Natco’s Narayana, too, strongly advocates differential pricing. “It would serve well to have a lower pricing mechanism for developing countries like India where patients pay for these medicines from their pocket and where there are no meaningful private or state-run insurance programs,” he says. Danzon notes that in the U.S., it is easy for drug companies to negotiate different prices for drugs with different insurance plans through rebates. Also the Medicaid program, which serves the poorest people, requires that patients be given a discount of 23% below the average price manufacturers charge to the private sector.

Differential pricing would get a big boost if governments provide legal cover, according to Danzon. “All of this would not be an issue if individual governments had a greater willingness to accept that differential pricing roughly related to income is the best way for countries to contribute to the costs of R&D which benefit everyone,” she notes. “There’s no law against differential pricing, but there is nothing protecting it either. On the contrary, many countries require that companies report their prices in other countries, and then set their own prices at the average or the lowest price in the group.”

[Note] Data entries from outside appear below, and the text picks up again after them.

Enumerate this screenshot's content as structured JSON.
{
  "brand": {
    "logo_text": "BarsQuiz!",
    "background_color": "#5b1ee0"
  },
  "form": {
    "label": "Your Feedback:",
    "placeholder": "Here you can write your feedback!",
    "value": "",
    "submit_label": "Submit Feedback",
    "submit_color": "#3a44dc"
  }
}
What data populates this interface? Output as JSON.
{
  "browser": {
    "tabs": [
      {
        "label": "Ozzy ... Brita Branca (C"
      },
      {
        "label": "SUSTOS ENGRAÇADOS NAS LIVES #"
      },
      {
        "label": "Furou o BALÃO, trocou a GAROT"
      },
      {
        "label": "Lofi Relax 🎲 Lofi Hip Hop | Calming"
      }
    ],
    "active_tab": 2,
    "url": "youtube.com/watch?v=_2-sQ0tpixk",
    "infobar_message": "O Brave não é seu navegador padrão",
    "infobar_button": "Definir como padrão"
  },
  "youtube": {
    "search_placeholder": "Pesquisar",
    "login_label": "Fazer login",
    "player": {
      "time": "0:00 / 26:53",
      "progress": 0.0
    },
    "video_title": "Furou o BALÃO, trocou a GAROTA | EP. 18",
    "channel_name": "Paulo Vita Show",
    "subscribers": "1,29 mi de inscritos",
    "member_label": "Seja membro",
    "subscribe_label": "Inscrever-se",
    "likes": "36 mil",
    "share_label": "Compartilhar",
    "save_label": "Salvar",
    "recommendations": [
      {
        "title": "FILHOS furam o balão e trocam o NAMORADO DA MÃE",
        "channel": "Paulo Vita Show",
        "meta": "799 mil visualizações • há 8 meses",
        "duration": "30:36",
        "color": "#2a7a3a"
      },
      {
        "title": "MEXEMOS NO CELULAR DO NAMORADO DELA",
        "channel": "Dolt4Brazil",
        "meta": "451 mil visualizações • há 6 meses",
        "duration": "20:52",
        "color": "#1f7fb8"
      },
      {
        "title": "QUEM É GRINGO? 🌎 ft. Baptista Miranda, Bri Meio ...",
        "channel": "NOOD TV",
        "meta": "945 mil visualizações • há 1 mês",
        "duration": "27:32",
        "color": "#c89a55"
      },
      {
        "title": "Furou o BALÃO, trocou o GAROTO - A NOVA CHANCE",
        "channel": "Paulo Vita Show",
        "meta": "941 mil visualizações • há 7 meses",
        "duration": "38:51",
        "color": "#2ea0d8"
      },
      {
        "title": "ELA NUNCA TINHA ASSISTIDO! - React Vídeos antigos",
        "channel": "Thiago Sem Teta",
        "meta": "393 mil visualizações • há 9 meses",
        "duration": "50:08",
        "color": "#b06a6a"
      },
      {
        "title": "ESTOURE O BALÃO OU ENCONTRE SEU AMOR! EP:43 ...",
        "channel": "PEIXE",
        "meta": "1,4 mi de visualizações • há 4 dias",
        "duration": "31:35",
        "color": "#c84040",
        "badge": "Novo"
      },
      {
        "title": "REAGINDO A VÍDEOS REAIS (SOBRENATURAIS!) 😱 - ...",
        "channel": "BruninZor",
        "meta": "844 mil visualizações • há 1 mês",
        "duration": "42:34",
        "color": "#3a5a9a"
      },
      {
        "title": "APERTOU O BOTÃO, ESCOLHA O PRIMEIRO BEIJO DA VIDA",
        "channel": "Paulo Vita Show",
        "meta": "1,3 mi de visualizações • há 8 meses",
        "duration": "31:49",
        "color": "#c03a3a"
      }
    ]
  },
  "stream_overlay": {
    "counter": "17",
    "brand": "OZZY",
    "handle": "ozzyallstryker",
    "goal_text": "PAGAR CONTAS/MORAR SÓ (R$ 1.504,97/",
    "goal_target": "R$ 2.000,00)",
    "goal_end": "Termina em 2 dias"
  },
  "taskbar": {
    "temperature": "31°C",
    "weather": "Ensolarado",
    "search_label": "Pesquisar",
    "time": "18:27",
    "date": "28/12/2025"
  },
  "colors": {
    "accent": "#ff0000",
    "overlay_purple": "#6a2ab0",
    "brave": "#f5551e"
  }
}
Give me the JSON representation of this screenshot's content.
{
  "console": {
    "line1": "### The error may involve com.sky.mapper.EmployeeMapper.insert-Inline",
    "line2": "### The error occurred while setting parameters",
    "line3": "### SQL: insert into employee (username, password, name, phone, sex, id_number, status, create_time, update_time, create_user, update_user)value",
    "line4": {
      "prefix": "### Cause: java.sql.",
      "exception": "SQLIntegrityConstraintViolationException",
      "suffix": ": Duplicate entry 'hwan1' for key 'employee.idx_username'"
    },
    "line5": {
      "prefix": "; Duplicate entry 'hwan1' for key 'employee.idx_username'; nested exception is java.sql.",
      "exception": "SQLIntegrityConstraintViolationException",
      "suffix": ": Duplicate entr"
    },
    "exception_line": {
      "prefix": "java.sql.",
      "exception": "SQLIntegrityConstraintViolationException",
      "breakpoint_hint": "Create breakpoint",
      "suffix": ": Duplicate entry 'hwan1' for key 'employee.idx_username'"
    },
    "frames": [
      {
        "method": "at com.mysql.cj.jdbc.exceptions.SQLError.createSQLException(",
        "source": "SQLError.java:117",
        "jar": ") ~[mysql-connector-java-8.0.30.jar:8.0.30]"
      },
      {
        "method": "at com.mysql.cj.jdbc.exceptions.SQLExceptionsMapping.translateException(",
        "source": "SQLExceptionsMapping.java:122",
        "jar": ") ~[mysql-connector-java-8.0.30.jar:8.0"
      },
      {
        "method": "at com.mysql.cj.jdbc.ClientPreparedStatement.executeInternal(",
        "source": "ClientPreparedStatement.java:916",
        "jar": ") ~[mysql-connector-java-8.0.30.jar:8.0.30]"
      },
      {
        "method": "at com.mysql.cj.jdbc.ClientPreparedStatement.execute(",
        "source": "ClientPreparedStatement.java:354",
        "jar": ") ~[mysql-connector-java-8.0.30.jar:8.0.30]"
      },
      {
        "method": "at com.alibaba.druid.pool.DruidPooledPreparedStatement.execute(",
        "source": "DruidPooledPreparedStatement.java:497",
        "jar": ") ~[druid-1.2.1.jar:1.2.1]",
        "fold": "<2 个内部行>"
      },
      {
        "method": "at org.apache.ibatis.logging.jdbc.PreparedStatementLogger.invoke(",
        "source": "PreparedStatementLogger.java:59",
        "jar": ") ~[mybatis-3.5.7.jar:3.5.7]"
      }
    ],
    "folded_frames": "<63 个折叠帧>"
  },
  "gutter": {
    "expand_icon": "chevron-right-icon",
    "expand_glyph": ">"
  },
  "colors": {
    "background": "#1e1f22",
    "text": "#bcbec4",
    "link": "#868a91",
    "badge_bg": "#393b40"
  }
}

If differential pricing proves evasive, the search for other options will continue. Mark Duggan, a Wharton professor of business and public policy, says “a delicate balance” is required between the conflicting interests of making available low-cost medicines and ensuring intellectual property protection to encourage drug innovation. Duggan focuses his research on health care, and was formerly a senior economist for health care policy at the White House Council of Economic Advisers. He suggests that one possible solution could be public-private partnerships. Such partnerships, he points out, are in place for HIV drugs in Africa and other lesser developed countries.

Duggan believes there might also be a credible case for “optimizing” patent policies, especially while considering lower-cost drugs as one solution to tackling rising health care costs in the U.S. “The question is not if we can lower health care costs by having companies overseas manufacture medicines,” he says. “The question is: Do we need shorter patent lengths?” He notes that generic competition has made a lot of drugs affordable in the U.S.

Nagral of Jaslok Hospital suggests that for India, the solution lies in becoming self-reliant in producing life-saving drugs, “and not be at the whims and fancies of multinationals.” He says the Indian government has shirked its responsibility in this area. He points out that the public sector firms Indian Drugs and Pharmaceuticals Limited and Hindustan Antibiotics, have both fallen upon troubled times.

In the end, people and polities will win, according to Nichols. “There is a lot of money to be made in controlling ideas, but people and polities will not allow themselves to be excluded from the use of all ideas,” he says. “I can only imagine how the United States’ electorate would act if tens of thousands of people here were suffering and the United States was told by China that [it] had the cure, but it would not be profitable for China to allow the United States to use that cure, and therefore people would just have to suffer. I imagine that politicians in the United States would be climbing over each other to demand reverse engineering.”